THE U.S. GOVERNMENT seems to be changing its mind about the possible dangers of low-level radiation. After several decades of prevarication, evasion and positive thinking, the government is now prepared to acknowledge that some of the key questions are not only unanswered but, perhaps, unanswerable. In the past, most officials have felt that public discussion of these risks could only inhibit weapons research and, more important in recent years, the development of nuclear power. Our own view is precisely the opposite -- that the past failure to deal openly with radiation issues has contributed greatly to the present public suspicion of nuclear reactors.
This turn in federal attitudes began, apparently, with President Carter's decision last spring to ask for another study. This time, significantly, the responsibility was lodged with Hoseph A. Califano, the secretary of health, education and welfare, rather than with any of the agencies running weapons or energy prodrams. Most of the task-force committees have now made their reports, and HEW has published a summary that is notable for its balance and clarity.
The heart of the matter is the relationship between radiation, in small doses, and cancer. Earlier in the nuclear age, most specialists believed that there was a certain threshold of exposure below which radiation was harmless. After all, half of the radiation to which the average American is exposed comes from natural sources that are as old as the universe. (Most of the other half, incidentally, comes from medical uses.) Since people have been living with this background radiation from the beginning, it seemed reasonable to think that the race had adapted to it. But now, HEW reports, some specialists have begun to belive that the danger of cancer is disproporitionately greater at low exposures. This whole subject is highly uncertain and controversial. But several studies suggest that natural background radiation "may account for between 50 and 70 percent of all cancer, instead of the one percent predicted by current assumptions."
That possibility has several diffeent ranges of consequences. It raises a need for new caution and restraint in even the most routine medical and dental X-ray procedures. It also suggests that the country has a heavy moral obligation to the people -- some of them soldiers, some of them workers in the nuclear industries -- who were exposed to substantial amounts of radiation in the days of the early, inadequate standards of protection. The United States was testing bombs in the open atmosphere until 1962 and sometimes soldiers were posted close to these explosions. Now, a quarter of a century later, cancer is turning up with dismaying frequency among those men. There is no way to distinguish between the cancer caused by radiation and the cancer caused by any other influence. That makes it very difficult to prove legally that any individual veteran's illness is the direct result of a bomb test. But the statistical evidence suggests a large national responsibility to the people who worked close to radioactivity in the early days of the threshold theory.
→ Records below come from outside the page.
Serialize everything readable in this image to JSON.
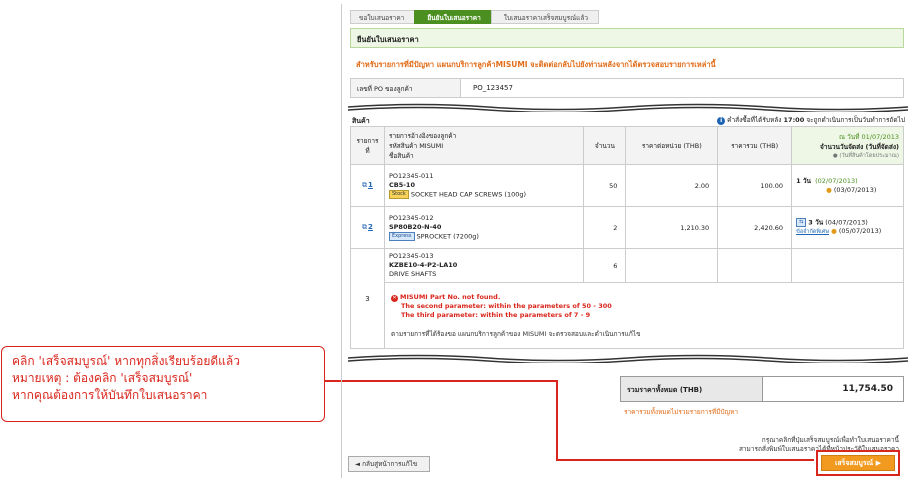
{
  "callout": {
    "line1": "คลิก 'เสร็จสมบูรณ์' หากทุกสิ่งเรียบร้อยดีแล้ว",
    "line2": "หมายเหตุ : ต้องคลิก 'เสร็จสมบูรณ์'",
    "line3": "หากคุณต้องการให้บันทึกใบเสนอราคา"
  },
  "steps": [
    "ขอใบเสนอราคา",
    "ยืนยันใบเสนอราคา",
    "ใบเสนอราคาเสร็จสมบูรณ์แล้ว"
  ],
  "header_title": "ยืนยันใบเสนอราคา",
  "notice": "สำหรับรายการที่มีปัญหา แผนกบริการลูกค้าMISUMI จะติดต่อกลับไปยังท่านหลังจากได้ตรวจสอบรายการเหล่านี้",
  "po": {
    "label": "เลขที่ PO ของลูกค้า",
    "value": "PO_123457"
  },
  "products_label": "สินค้า",
  "cutoff": {
    "prefix": "คำสั่งซื้อที่ได้รับหลัง",
    "time": "17:00",
    "suffix": "จะถูกดำเนินการเป็นวันทำการถัดไป"
  },
  "columns": {
    "item": "รายการที่",
    "desc1": "รายการอ้างอิงของลูกค้า",
    "desc2": "รหัสสินค้า MISUMI",
    "desc3": "ชื่อสินค้า",
    "qty": "จำนวน",
    "unit_price": "ราคาต่อหน่วย (THB)",
    "total": "ราคารวม (THB)",
    "ship_date": "ณ วันที่ 01/07/2013",
    "ship_days": "จำนวนวันจัดส่ง (วันที่จัดส่ง)",
    "ship_note": "● (วันที่สินค้าโดยประมาณ)"
  },
  "rows": [
    {
      "no": "1",
      "ref": "PO12345-011",
      "code": "CB5-10",
      "badge": "Stock",
      "name": "SOCKET HEAD CAP SCREWS (100g)",
      "qty": "50",
      "unit": "2.00",
      "total": "100.00",
      "days": "1 วัน",
      "d1": "(02/07/2013)",
      "d2": "(03/07/2013)"
    },
    {
      "no": "2",
      "ref": "PO12345-012",
      "code": "SP80B20-N-40",
      "badge": "Express",
      "name": "SPROCKET (7200g)",
      "qty": "2",
      "unit": "1,210.30",
      "total": "2,420.60",
      "days": "3 วัน",
      "d1": "(04/07/2013)",
      "d2": "(05/07/2013)",
      "ship_link": "ข้อจำกัดพิเศษ"
    },
    {
      "no": "3",
      "ref": "PO12345-013",
      "code": "KZBE10-4-P2-LA10",
      "name": "DRIVE SHAFTS",
      "qty": "6"
    }
  ],
  "error": {
    "title": "MISUMI Part No. not found.",
    "line1": "The second parameter: within the parameters of 50 - 300",
    "line2": "The third parameter: within the parameters of 7 - 9",
    "note": "ตามรายการที่ได้ร้องขอ แผนกบริการลูกค้าของ MISUMI จะตรวจสอบและดำเนินการแก้ไข"
  },
  "total": {
    "label": "รวมราคาทั้งหมด (THB)",
    "value": "11,754.50",
    "note": "ราคารวมทั้งหมดไม่รวมรายการที่มีปัญหา"
  },
  "footer": {
    "line1": "กรุณาคลิกที่ปุ่มเสร็จสมบูรณ์เพื่อทำใบเสนอราคานี้",
    "line2": "สามารถสั่งพิมพ์ใบเสนอราคาได้ที่หน้าประวัติใบเสนอราคา"
  },
  "buttons": {
    "back": "◄ กลับสู่หน้าการแก้ไข",
    "finish": "เสร็จสมบูรณ์"
  },
  "colors": {
    "accent_red": "#d9261c",
    "brand_green": "#4a8f1f",
    "orange": "#f29a1f"
  }
}
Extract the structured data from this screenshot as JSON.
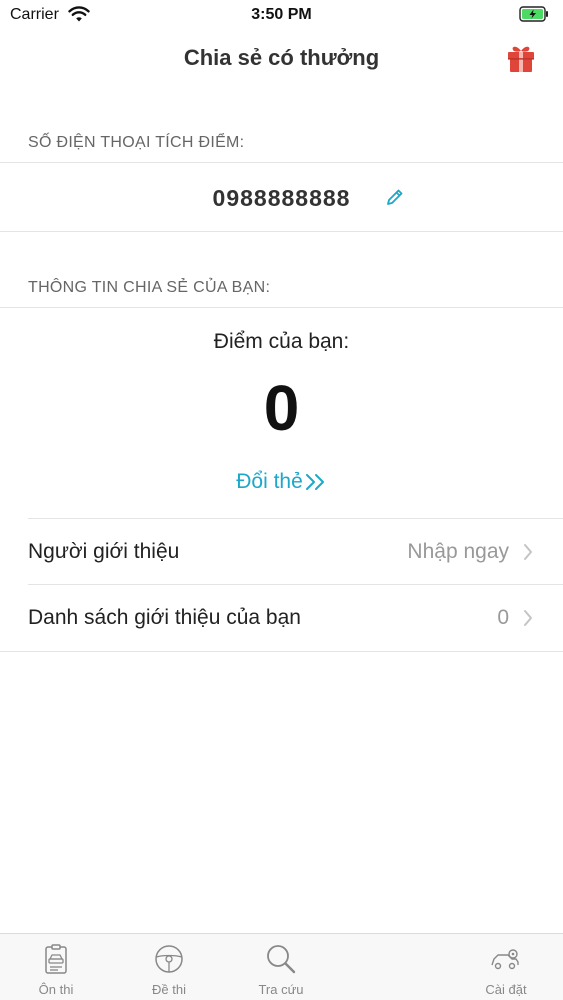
{
  "status_bar": {
    "carrier": "Carrier",
    "time": "3:50 PM"
  },
  "nav": {
    "title": "Chia sẻ có thưởng",
    "gift_icon": "gift-icon"
  },
  "phone_section": {
    "header": "SỐ ĐIỆN THOẠI TÍCH ĐIỂM:",
    "phone": "0988888888",
    "edit_icon": "pencil-icon"
  },
  "share_section": {
    "header": "THÔNG TIN CHIA SẺ CỦA BẠN:",
    "points_label": "Điểm của bạn:",
    "points_value": "0",
    "redeem_label": "Đổi thẻ"
  },
  "rows": [
    {
      "label": "Người giới thiệu",
      "value": "Nhập ngay"
    },
    {
      "label": "Danh sách giới thiệu của bạn",
      "value": "0"
    }
  ],
  "tabs": [
    {
      "label": "Ôn thi",
      "icon": "clipboard-car-icon"
    },
    {
      "label": "Đề thi",
      "icon": "steering-wheel-icon"
    },
    {
      "label": "Tra cứu",
      "icon": "search-icon"
    },
    {
      "label": "Cài đặt",
      "icon": "car-settings-icon"
    }
  ],
  "colors": {
    "accent": "#1ba8c9",
    "gift": "#e0453a",
    "secondary_text": "#999999"
  }
}
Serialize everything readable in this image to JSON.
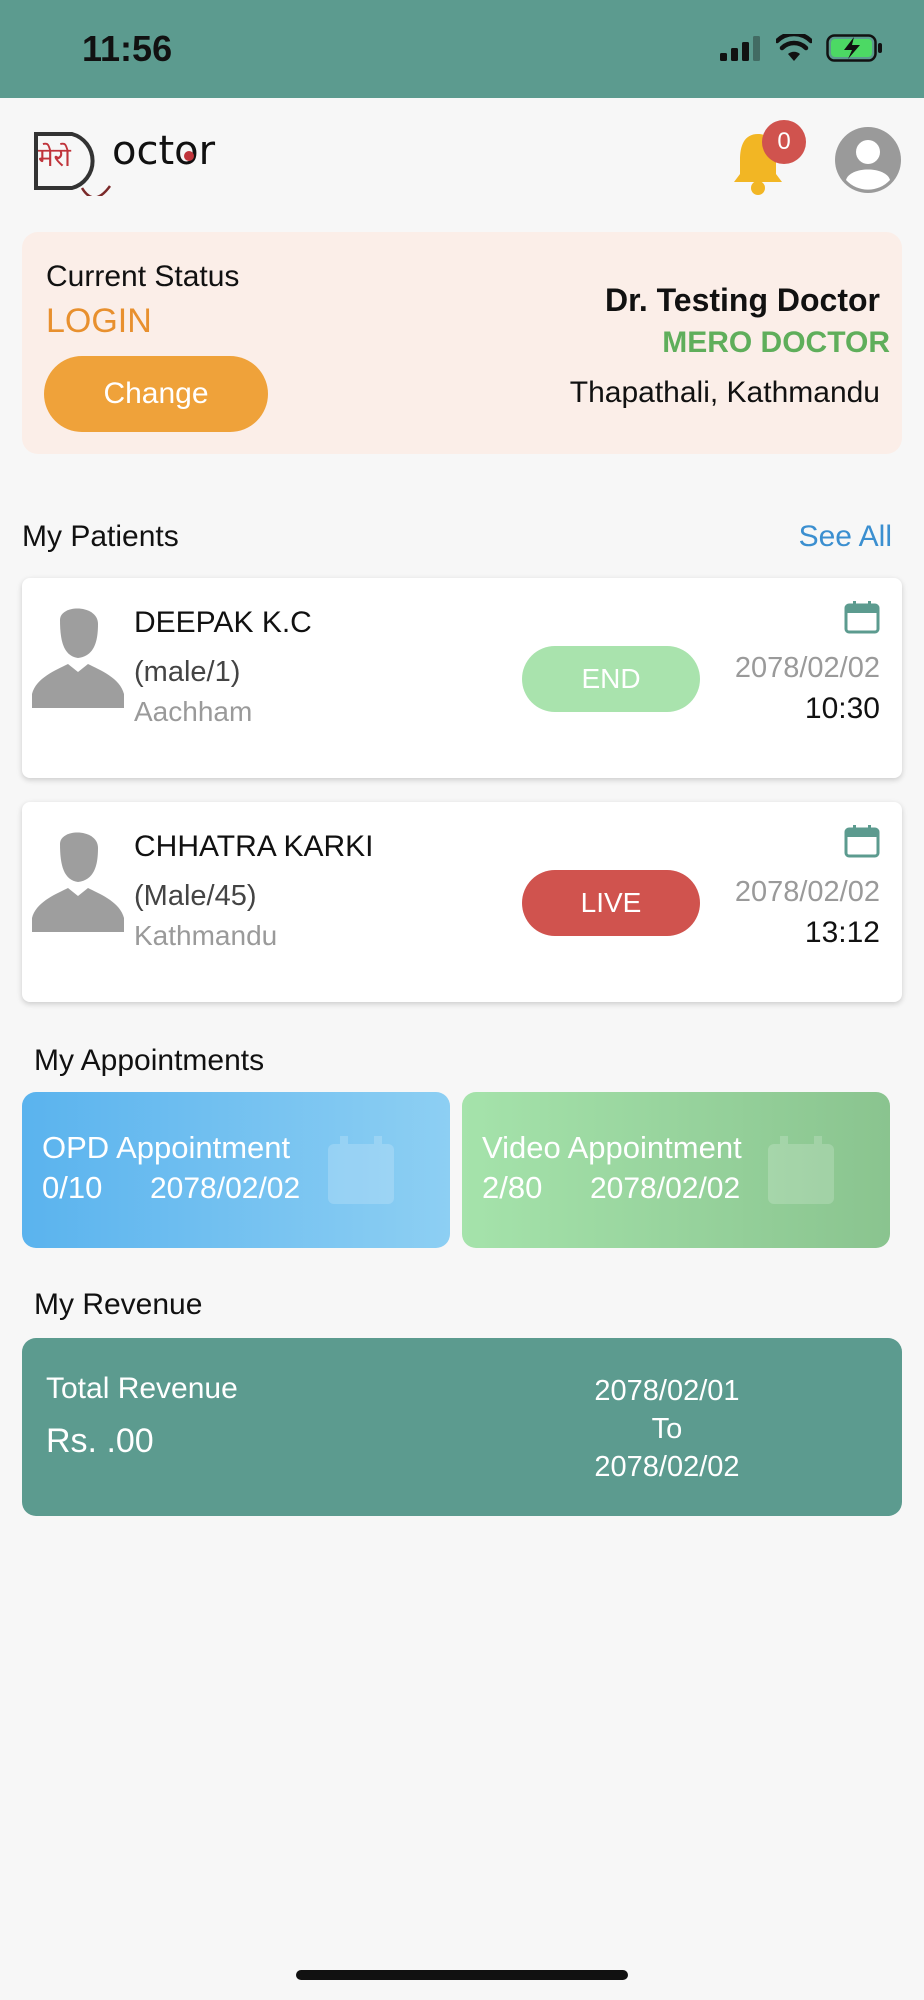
{
  "status_bar": {
    "time": "11:56"
  },
  "header": {
    "logo_text_devanagari": "मेरो",
    "logo_text_latin": "Doctor",
    "notification_count": "0"
  },
  "status_card": {
    "label": "Current Status",
    "value": "LOGIN",
    "change_label": "Change",
    "doctor_name": "Dr. Testing Doctor",
    "organization": "MERO DOCTOR",
    "location": "Thapathali, Kathmandu"
  },
  "patients": {
    "title": "My Patients",
    "see_all": "See All",
    "items": [
      {
        "name": "DEEPAK K.C",
        "info": "(male/1)",
        "address": "Aachham",
        "status": "END",
        "date": "2078/02/02",
        "time": "10:30"
      },
      {
        "name": "CHHATRA KARKI",
        "info": "(Male/45)",
        "address": "Kathmandu",
        "status": "LIVE",
        "date": "2078/02/02",
        "time": "13:12"
      }
    ]
  },
  "appointments": {
    "title": "My Appointments",
    "opd": {
      "title": "OPD Appointment",
      "count": "0/10",
      "date": "2078/02/02"
    },
    "video": {
      "title": "Video Appointment",
      "count": "2/80",
      "date": "2078/02/02"
    }
  },
  "revenue": {
    "title": "My Revenue",
    "label": "Total Revenue",
    "value": "Rs. .00",
    "from": "2078/02/01",
    "to_label": "To",
    "to": "2078/02/02"
  },
  "colors": {
    "primary": "#5c9b8f",
    "status_orange": "#e8902e",
    "button_orange": "#efa23a",
    "org_green": "#5fae5b",
    "end_pill": "#a9e3ad",
    "live_pill": "#d0534e",
    "link_blue": "#3b8fd0"
  }
}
For the future, there is the question of which agency and which interest should control the larger federal studies of radiation's effects that will follow this preliminary survey. It should absolutely not be any agency with an interest in nuclear power -- like, for example, the Energy Department. There is nothing in the Hew/ report that rules out power reactors, although it certainly underscores the importance of safety precautions. Even at the highest current estimates, the radiation risks of the nuclear reactors are substantially less than the health risks from air pollution of conventional coal-burning generators. But we regard that question of relative risks as one that needs to be left open for continual review. If the results are to be persuasive, Mr. Carter had best leave control of this research in the hands of HEW and its cancer epidemiologists.